* [ACTIVITY]
Print each entry again exactly as written, and keep the pictures out.

[Element data from apps and pages]
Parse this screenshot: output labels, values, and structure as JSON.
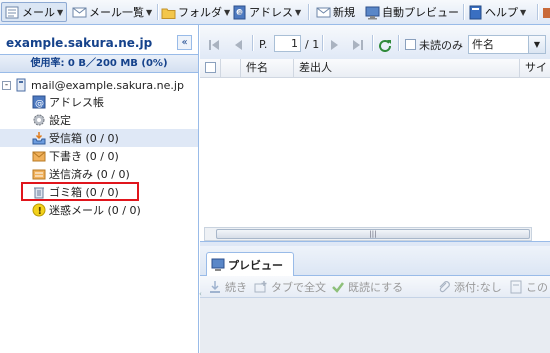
{
  "toolbar": {
    "mail": "メール",
    "mail_list": "メール一覧",
    "folder": "フォルダ",
    "address": "アドレス",
    "new": "新規",
    "auto_preview": "自動プレビュー",
    "help": "ヘルプ"
  },
  "sidebar": {
    "account": "example.sakura.ne.jp",
    "usage": "使用率: 0 B／200 MB (0%)",
    "root": "mail@example.sakura.ne.jp",
    "items": [
      {
        "label": "アドレス帳",
        "icon": "address-book-icon"
      },
      {
        "label": "設定",
        "icon": "settings-gear-icon"
      },
      {
        "label": "受信箱 (0 / 0)",
        "icon": "inbox-icon"
      },
      {
        "label": "下書き (0 / 0)",
        "icon": "drafts-icon"
      },
      {
        "label": "送信済み (0 / 0)",
        "icon": "sent-icon"
      },
      {
        "label": "ゴミ箱 (0 / 0)",
        "icon": "trash-icon"
      },
      {
        "label": "迷惑メール (0 / 0)",
        "icon": "spam-icon"
      }
    ]
  },
  "pager": {
    "page_label": "P.",
    "page_value": "1",
    "page_total": "/ 1",
    "unread_only": "未読のみ",
    "search_field": "件名"
  },
  "grid": {
    "columns": [
      "件名",
      "差出人",
      "サイズ"
    ]
  },
  "preview": {
    "tab": "プレビュー",
    "actions": [
      "続き",
      "タブで全文",
      "既読にする",
      "添付:なし",
      "この"
    ]
  },
  "colors": {
    "border": "#99bbe8",
    "header_text": "#15428b",
    "highlight": "#e0151c",
    "selected_row": "#dfe8f6"
  }
}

* [EXERCISE ANSWER]
Parse this screenshot: output labels, values, and structure as JSON.
{
  "toolbar": {
    "mail": "メール",
    "mail_list": "メール一覧",
    "folder": "フォルダ",
    "address": "アドレス",
    "new": "新規",
    "auto_preview": "自動プレビュー",
    "help": "ヘルプ"
  },
  "sidebar": {
    "account": "example.sakura.ne.jp",
    "usage": "使用率: 0 B／200 MB (0%)",
    "root": "mail@example.sakura.ne.jp",
    "items": [
      {
        "label": "アドレス帳",
        "icon": "address-book-icon"
      },
      {
        "label": "設定",
        "icon": "settings-gear-icon"
      },
      {
        "label": "受信箱 (0 / 0)",
        "icon": "inbox-icon"
      },
      {
        "label": "下書き (0 / 0)",
        "icon": "drafts-icon"
      },
      {
        "label": "送信済み (0 / 0)",
        "icon": "sent-icon"
      },
      {
        "label": "ゴミ箱 (0 / 0)",
        "icon": "trash-icon"
      },
      {
        "label": "迷惑メール (0 / 0)",
        "icon": "spam-icon"
      }
    ]
  },
  "pager": {
    "page_label": "P.",
    "page_value": "1",
    "page_total": "/ 1",
    "unread_only": "未読のみ",
    "search_field": "件名"
  },
  "grid": {
    "columns": [
      "件名",
      "差出人",
      "サイズ"
    ]
  },
  "preview": {
    "tab": "プレビュー",
    "actions": [
      "続き",
      "タブで全文",
      "既読にする",
      "添付:なし",
      "この"
    ]
  },
  "colors": {
    "border": "#99bbe8",
    "header_text": "#15428b",
    "highlight": "#e0151c",
    "selected_row": "#dfe8f6"
  }
}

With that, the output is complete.